Or prepare as for grilling. Place on rack in 400 degree F. oven. Cook 20 to 25 minutes, depending on size. Foil Method
Remove husks and silk. Brush corn with melted butter. Wrap each ear in foil and roast on a hot grill 15 to 20 minutes or in the oven 20 to 30 minutes. Huntley's Lime Butter 1 1/2 sticks soft butter 2 tablespoons fresh lime juice Salt to taste 1/4 to 1/2 cup fresh table salsa (spicy tomato sauce), optional
Using a fork and a small bowl, mash softened butter with lime juice, adding juice a tablespoonful at a time. Incorporate salt now, or leave it to be sprinkled on later.
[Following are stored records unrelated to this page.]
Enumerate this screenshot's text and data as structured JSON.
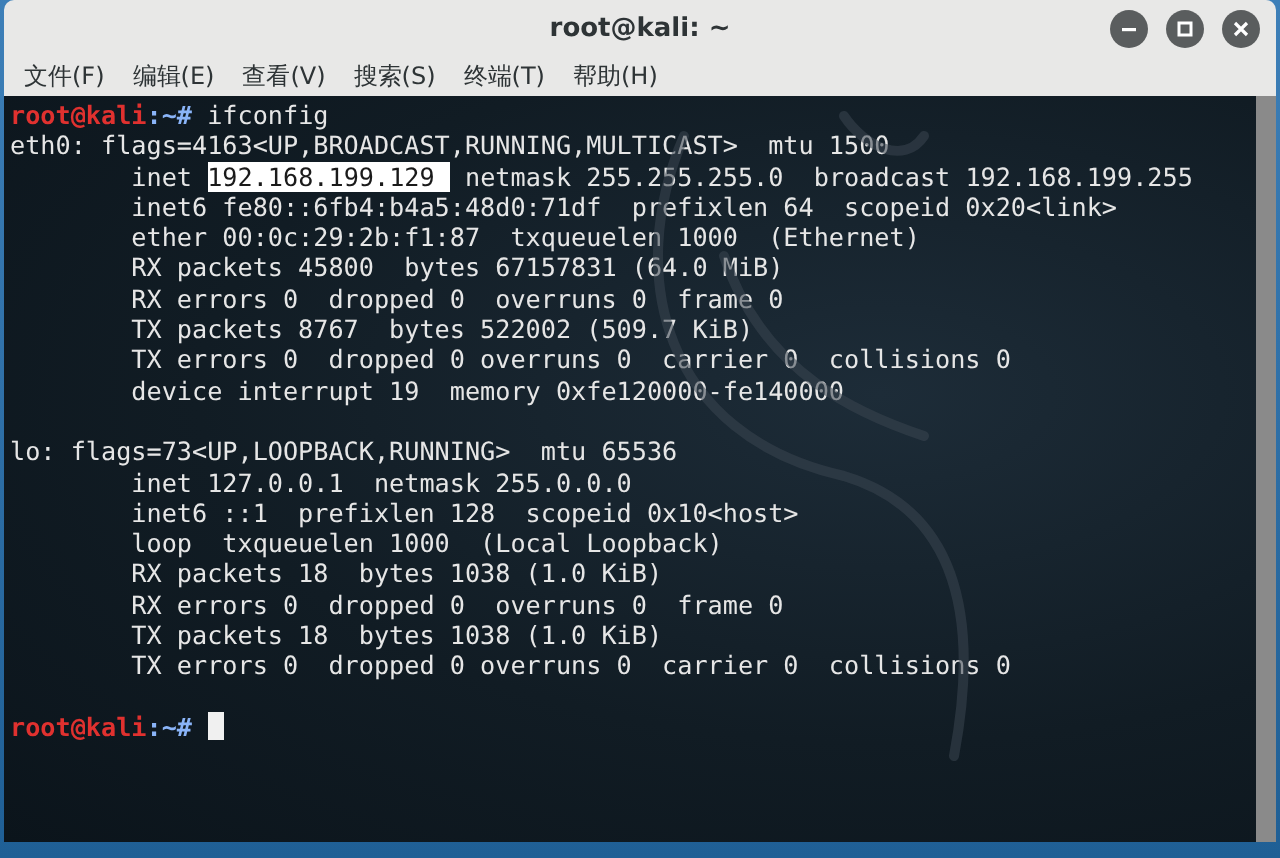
{
  "window": {
    "title": "root@kali: ~"
  },
  "menu": [
    {
      "label": "文件(F)"
    },
    {
      "label": "编辑(E)"
    },
    {
      "label": "查看(V)"
    },
    {
      "label": "搜索(S)"
    },
    {
      "label": "终端(T)"
    },
    {
      "label": "帮助(H)"
    }
  ],
  "terminal": {
    "lines": [
      {
        "kind": "prompt",
        "user_host": "root@kali",
        "path": ":~# ",
        "command": "ifconfig",
        "cursor": false
      },
      {
        "kind": "output",
        "text": "eth0: flags=4163<UP,BROADCAST,RUNNING,MULTICAST>  mtu 1500"
      },
      {
        "kind": "selection",
        "before": "        inet ",
        "selected": "192.168.199.129 ",
        "after": " netmask 255.255.255.0  broadcast 192.168.199.255"
      },
      {
        "kind": "output",
        "text": "        inet6 fe80::6fb4:b4a5:48d0:71df  prefixlen 64  scopeid 0x20<link>"
      },
      {
        "kind": "output",
        "text": "        ether 00:0c:29:2b:f1:87  txqueuelen 1000  (Ethernet)"
      },
      {
        "kind": "output",
        "text": "        RX packets 45800  bytes 67157831 (64.0 MiB)"
      },
      {
        "kind": "output",
        "text": "        RX errors 0  dropped 0  overruns 0  frame 0"
      },
      {
        "kind": "output",
        "text": "        TX packets 8767  bytes 522002 (509.7 KiB)"
      },
      {
        "kind": "output",
        "text": "        TX errors 0  dropped 0 overruns 0  carrier 0  collisions 0"
      },
      {
        "kind": "output",
        "text": "        device interrupt 19  memory 0xfe120000-fe140000"
      },
      {
        "kind": "blank"
      },
      {
        "kind": "output",
        "text": "lo: flags=73<UP,LOOPBACK,RUNNING>  mtu 65536"
      },
      {
        "kind": "output",
        "text": "        inet 127.0.0.1  netmask 255.0.0.0"
      },
      {
        "kind": "output",
        "text": "        inet6 ::1  prefixlen 128  scopeid 0x10<host>"
      },
      {
        "kind": "output",
        "text": "        loop  txqueuelen 1000  (Local Loopback)"
      },
      {
        "kind": "output",
        "text": "        RX packets 18  bytes 1038 (1.0 KiB)"
      },
      {
        "kind": "output",
        "text": "        RX errors 0  dropped 0  overruns 0  frame 0"
      },
      {
        "kind": "output",
        "text": "        TX packets 18  bytes 1038 (1.0 KiB)"
      },
      {
        "kind": "output",
        "text": "        TX errors 0  dropped 0 overruns 0  carrier 0  collisions 0"
      },
      {
        "kind": "blank"
      },
      {
        "kind": "prompt",
        "user_host": "root@kali",
        "path": ":~# ",
        "cursor": true
      }
    ]
  }
}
The option of adding fresh salsa to the lime butter comes from a Southwestern friend, Carl Fowler. He melts butter in a small pan and stirs in salsa, then serves it warm at the table. Cumin Butter
Melt 4 tablespoons unsalted butter over low heat and stir in 1 tablespoon ground cumin. Add salt only if desired. Let steep 5 minutes or so before Serving. Serve with lime wedges. Makes enough for 6 ears of corn. Corn Off The Cob 4 ears fresh white corn cut from cob, about 2 1/2 cups 2 tablespoons butter 3 green onions, chopped 2 to 4 tablespoons chopped canned green chilies 1 fresh or canned jalapeno, chopped for hotness, optional 1/3 cup heavy cream Salt and pepper Shredded Monterey Jack cheese
Save juices from fresh corn as you slice off kernels. Melt butter in 10-inch skillet, stir in onions and chilies, including optional jalapeno. Cook over medium heat just to wilt onion, a minute or two. Add cream, allow to boil 1 minute, stirring, then add corn.
Cover pan and simmer gently 2 or 3 minutes, or until kernels are just cooked. Add salt and pepper to taste. Remove from heat and add cheese. Serve immediately.
Variation: You may add chopped zucchini or other chopped garden vegetables with the corn. A small boiled potato, cut in cubes, chopped sweet peppers, or more onions could also be added, suggests Huntley Dent in his cookbook ``The Feast of Santa Fe.''